Which firms will successfully ride this new wave of innovation and what impact these changes will have on incumbents are not yet determined. Although the first wave of lighting innovation in the early 20th century spawned the development of global companies like GE, OSRAM, and Philips, these 21st-century innovations will create challenges for incumbents. New firms are emerging at all levels of the value chain to address the opportunity presented by solid-state lighting technologies.
In this chapter we contrast traditional lighting technologies with LED technologies. Traditional lighting technologies we define as incandescent, gas-discharge, and electric arc lighting (which includes fluorescent, high-intensity discharge, mercury and sodium vapor, metal halide, and neon lamps). We exclude lighting technologies such as chemiluminescence that yield insufficient light for illumination (such lights can be seen but not seen by). LED technologies (including organic and polymer LEDs) are the only nontraditional technology considered because LEDs are the only alternative lighting approach that has reached sufficient maturity to be considered commercially viable in the trade, technology, and technical literatures.
This chapter analyzes changes in lighting technology over the past two decades and its implications for U.S. industry competitiveness. We explore whether the rise of global competition is limited to low-cost manufacturing or whether strategic centers of decision making and research are moving away from the regions and firms that once dominated the industry.

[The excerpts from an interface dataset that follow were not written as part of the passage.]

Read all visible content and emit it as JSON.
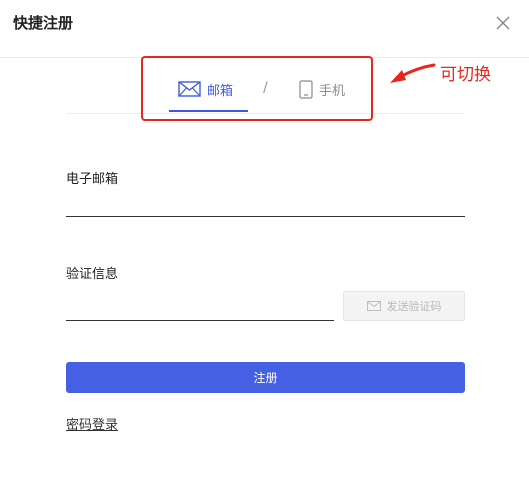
{
  "dialog": {
    "title": "快捷注册"
  },
  "tabs": {
    "email_label": "邮箱",
    "separator": "/",
    "phone_label": "手机",
    "active": "email"
  },
  "annotation": {
    "text": "可切换"
  },
  "form": {
    "email_label": "电子邮箱",
    "email_value": "",
    "code_label": "验证信息",
    "code_value": "",
    "send_code_label": "发送验证码"
  },
  "register_label": "注册",
  "password_login_label": "密码登录",
  "colors": {
    "accent": "#4560e2",
    "annotation": "#e8261e",
    "disabled": "#b8b8b8"
  }
}
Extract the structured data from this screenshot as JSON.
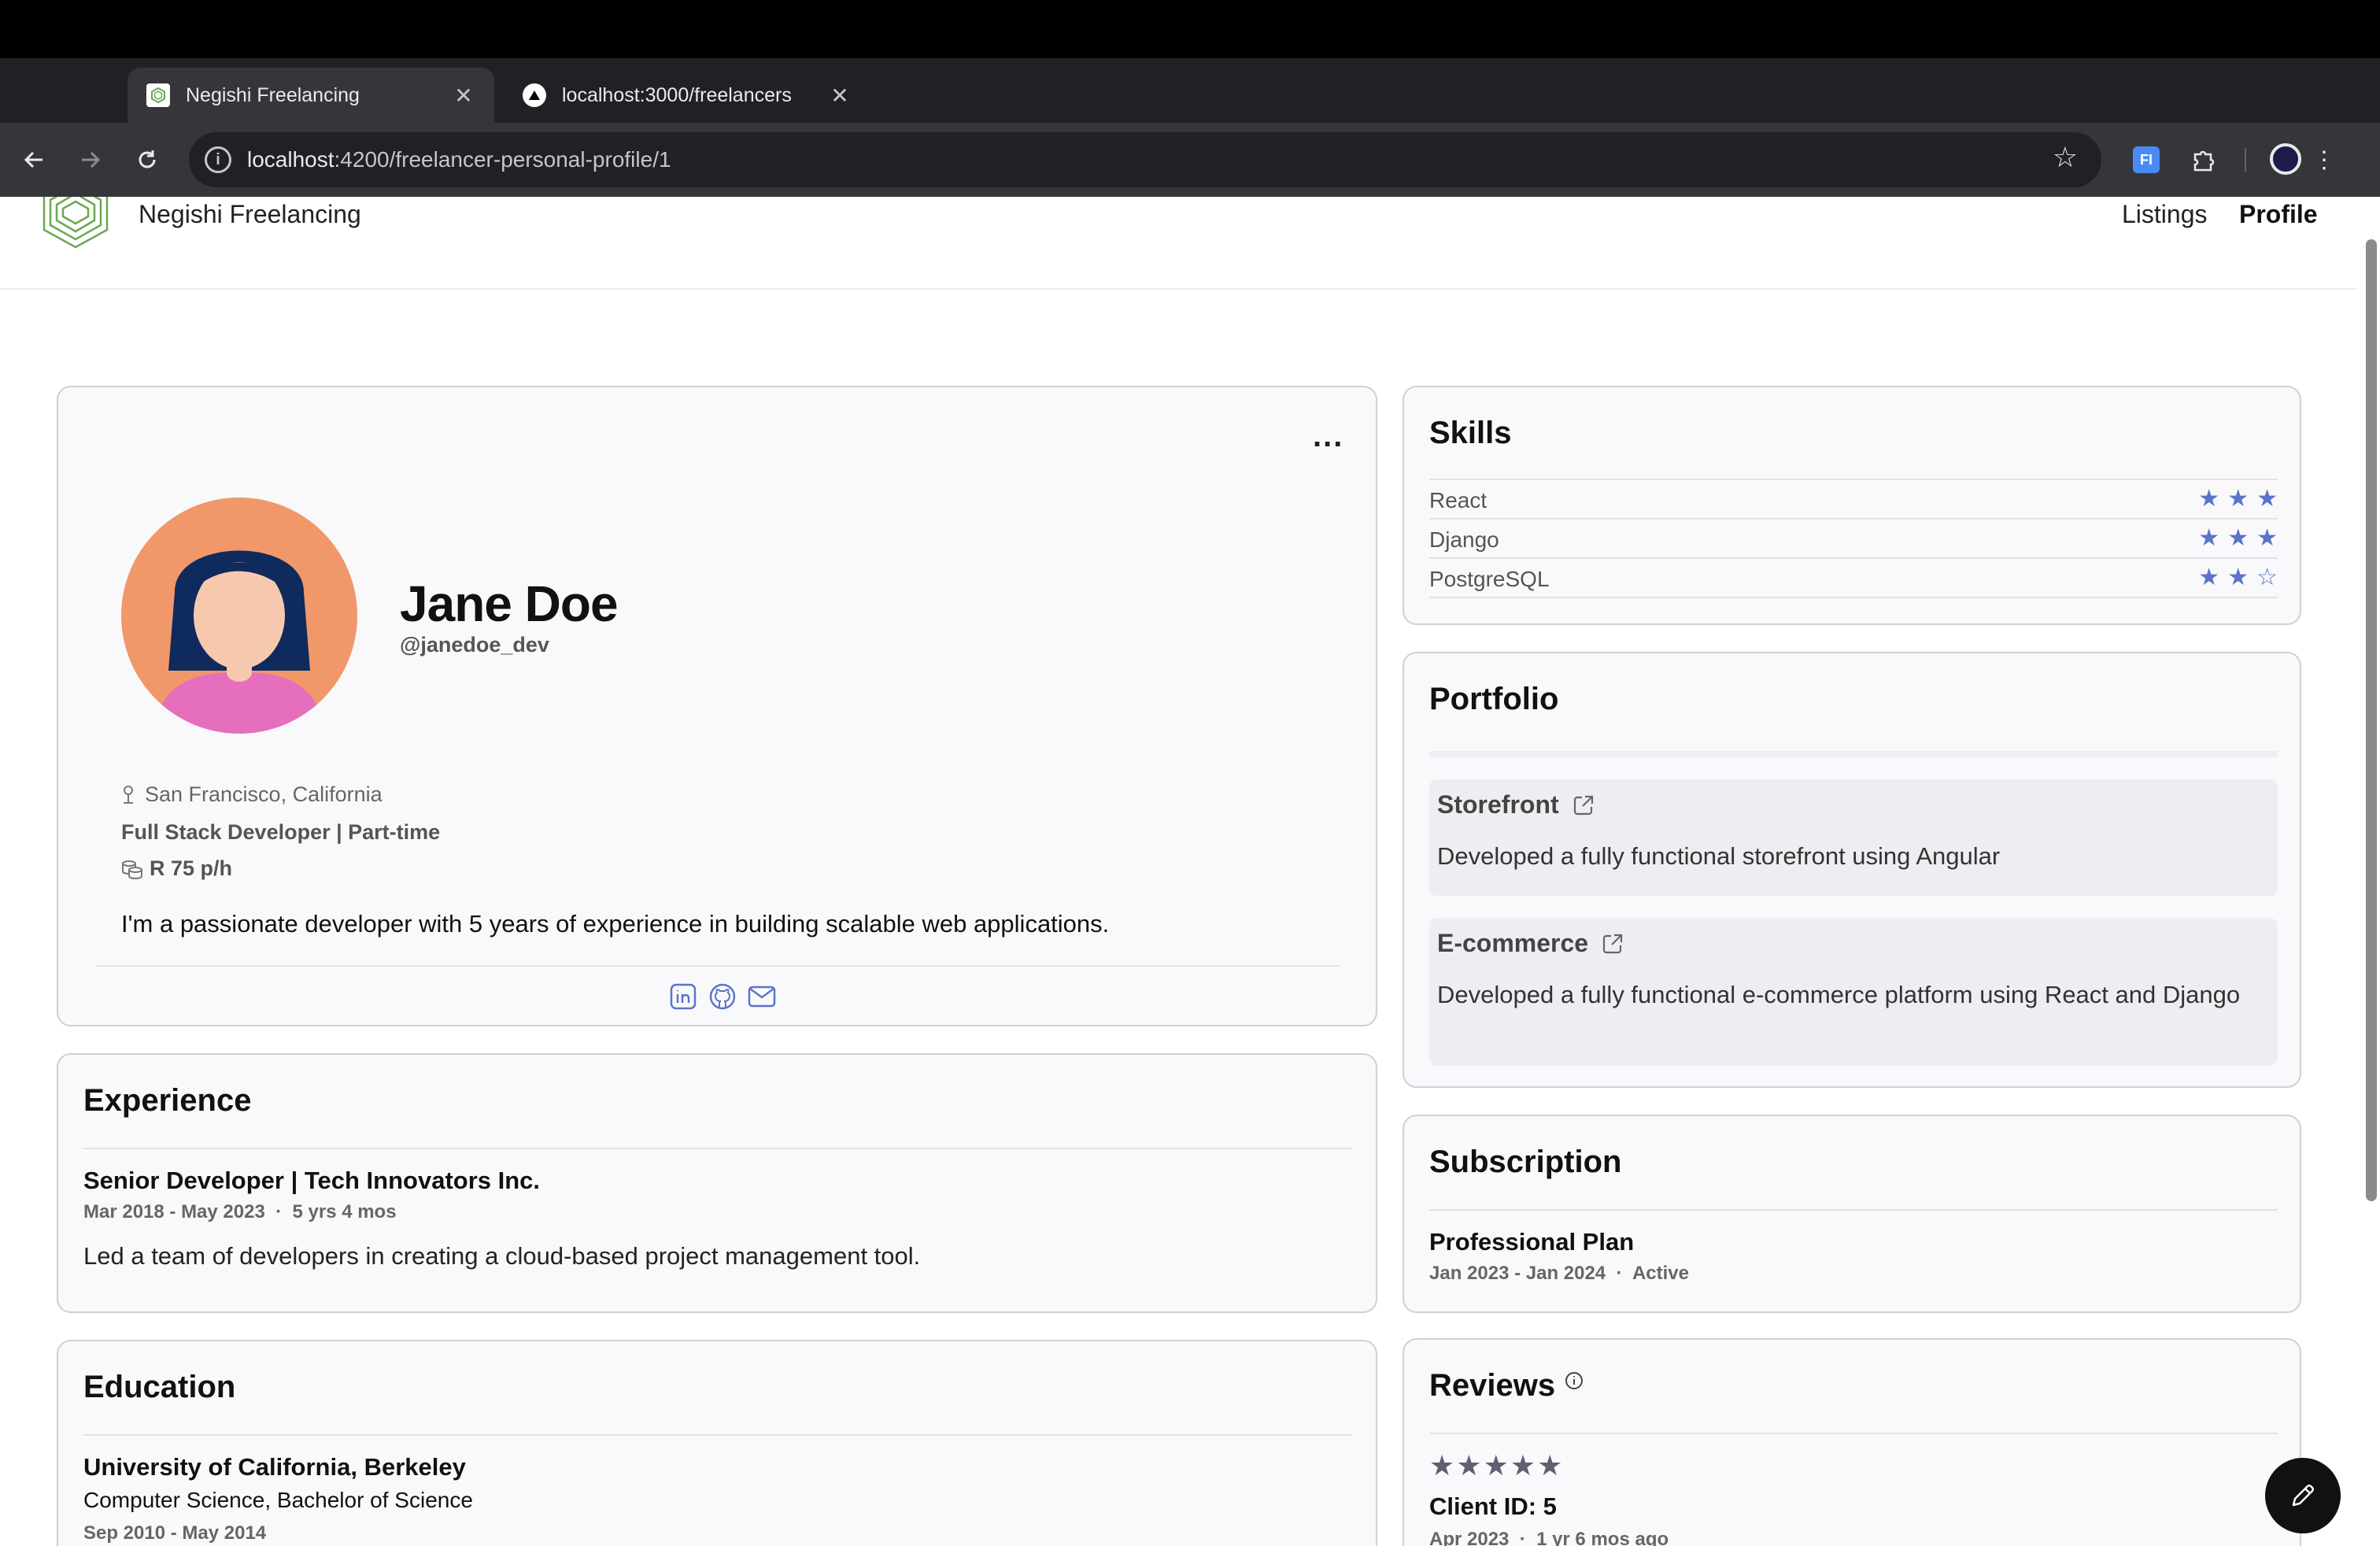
{
  "browser": {
    "tabs": [
      {
        "title": "Negishi Freelancing",
        "active": true
      },
      {
        "title": "localhost:3000/freelancers",
        "active": false
      }
    ],
    "url_host": "localhost",
    "url_path": ":4200/freelancer-personal-profile/1",
    "extension_label": "FI"
  },
  "header": {
    "brand": "Negishi Freelancing",
    "nav": {
      "listings": "Listings",
      "profile": "Profile"
    }
  },
  "profile": {
    "menu": "...",
    "name": "Jane Doe",
    "handle": "@janedoe_dev",
    "location": "San Francisco, California",
    "role": "Full Stack Developer | Part-time",
    "rate": "R 75 p/h",
    "bio": "I'm a passionate developer with 5 years of experience in building scalable web applications.",
    "social_icons": [
      "linkedin-icon",
      "github-icon",
      "mail-icon"
    ]
  },
  "experience": {
    "title": "Experience",
    "items": [
      {
        "title": "Senior Developer | Tech Innovators Inc.",
        "dates": "Mar 2018 - May 2023",
        "duration": "5 yrs 4 mos",
        "description": "Led a team of developers in creating a cloud-based project management tool."
      }
    ]
  },
  "education": {
    "title": "Education",
    "items": [
      {
        "school": "University of California, Berkeley",
        "degree": "Computer Science, Bachelor of Science",
        "dates": "Sep 2010 - May 2014"
      }
    ]
  },
  "skills": {
    "title": "Skills",
    "items": [
      {
        "name": "React",
        "rating": 3,
        "max": 3
      },
      {
        "name": "Django",
        "rating": 3,
        "max": 3
      },
      {
        "name": "PostgreSQL",
        "rating": 2,
        "max": 3
      }
    ]
  },
  "portfolio": {
    "title": "Portfolio",
    "items": [
      {
        "title": "Storefront",
        "description": "Developed a fully functional storefront using Angular"
      },
      {
        "title": "E-commerce",
        "description": "Developed a fully functional e-commerce platform using React and Django"
      }
    ]
  },
  "subscription": {
    "title": "Subscription",
    "plan": "Professional Plan",
    "dates": "Jan 2023 - Jan 2024",
    "status": "Active"
  },
  "reviews": {
    "title": "Reviews",
    "items": [
      {
        "rating": 5,
        "client": "Client ID: 5",
        "date": "Apr 2023",
        "ago": "1 yr 6 mos ago"
      }
    ]
  },
  "colors": {
    "star": "#5b74c8",
    "card_bg": "#f9f9fc",
    "card_border": "#cfd0d6"
  }
}
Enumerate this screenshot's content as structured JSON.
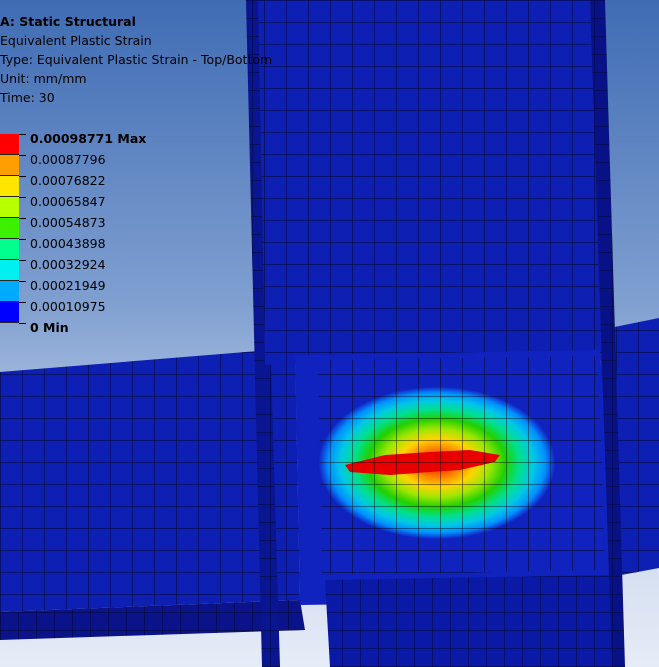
{
  "info": {
    "analysis": "A: Static Structural",
    "result": "Equivalent Plastic Strain",
    "type": "Type: Equivalent Plastic Strain - Top/Bottom",
    "unit": "Unit: mm/mm",
    "time": "Time: 30"
  },
  "legend": {
    "max_label": "0.00098771 Max",
    "min_label": "0 Min",
    "levels": [
      "0.00087796",
      "0.00076822",
      "0.00065847",
      "0.00054873",
      "0.00043898",
      "0.00032924",
      "0.00021949",
      "0.00010975"
    ],
    "colors": [
      "#ff0000",
      "#ff9e00",
      "#ffe600",
      "#b8ff00",
      "#3cf000",
      "#00ff8c",
      "#00f0f0",
      "#00aaff",
      "#0000ff"
    ]
  },
  "mesh_color": "#0a1a8c",
  "mesh_line": "#000000"
}
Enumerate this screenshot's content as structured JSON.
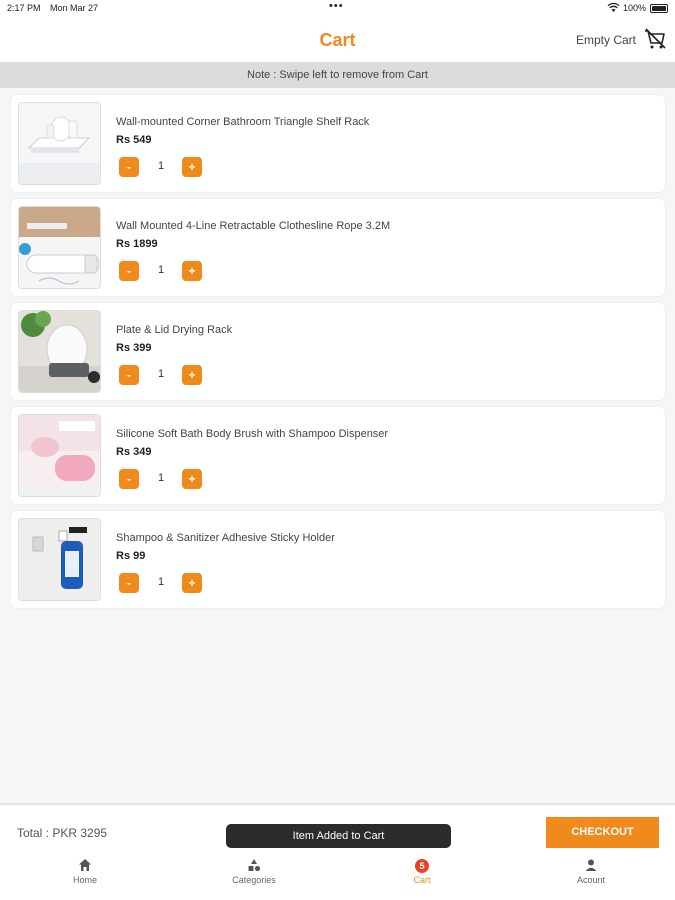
{
  "status": {
    "time": "2:17 PM",
    "date": "Mon Mar 27",
    "battery": "100%"
  },
  "header": {
    "title": "Cart",
    "empty_cart": "Empty Cart"
  },
  "note": "Note : Swipe left to remove from Cart",
  "items": [
    {
      "name": "Wall-mounted Corner Bathroom Triangle Shelf Rack",
      "price": "Rs 549",
      "qty": "1",
      "minus": "-",
      "plus": "+"
    },
    {
      "name": "Wall Mounted 4-Line Retractable Clothesline Rope 3.2M",
      "price": "Rs 1899",
      "qty": "1",
      "minus": "-",
      "plus": "+"
    },
    {
      "name": "Plate & Lid Drying Rack",
      "price": "Rs 399",
      "qty": "1",
      "minus": "-",
      "plus": "+"
    },
    {
      "name": "Silicone Soft Bath Body Brush with Shampoo Dispenser",
      "price": "Rs 349",
      "qty": "1",
      "minus": "-",
      "plus": "+"
    },
    {
      "name": "Shampoo & Sanitizer Adhesive Sticky Holder",
      "price": "Rs 99",
      "qty": "1",
      "minus": "-",
      "plus": "+"
    }
  ],
  "footer": {
    "total": "Total : PKR 3295",
    "toast": "Item Added to Cart",
    "checkout": "CHECKOUT"
  },
  "tabs": [
    {
      "label": "Home",
      "icon": "home-icon"
    },
    {
      "label": "Categories",
      "icon": "categories-icon"
    },
    {
      "label": "Cart",
      "icon": "cart-icon",
      "badge": "5",
      "active": true
    },
    {
      "label": "Acount",
      "icon": "account-icon"
    }
  ],
  "colors": {
    "accent": "#f08a1d",
    "badge": "#e8442b",
    "toast": "#2b2b2b"
  }
}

We examine the causes of these changes and what aspects of innovation in lighting, particularly in the arena of research and development (R&D), have changed since the 1990s. We speculate about the implications of these changes for firm strategy in the new era of intense global competition, we analyze how national policies have affected the development and diffusion of traditional and new lighting technologies, and we explore how public policy can best address the challenges and opportunities offered by solid-state lighting to aid countries in their struggles to conserve energy and reduce global warming.
We are entering an era of faster-paced competition as the lighting industry, which has been dominated by a few firms (at least in the lamp sector), faces competition from new technologies, firms, and regions. Asian firms, as well as firms headquartered in the United States and Europe, have performed strongly in patent invention for solid-state lighting and are making key contributions to these new technologies. Both new firms and incumbents are investing heavily in solid-state lighting technologies, and it remains to be seen which firms will predominate.
Public policy will likely play an important role in future developments by stimulating demand for energy-saving lighting, providing funding for R&D, and incubating startup companies as they seek to commercialize these new technologies. But retail firms like Wal-Mart are increasingly playing a role in the diffusion of energy-saving lighting technologies. We compare the policies of countries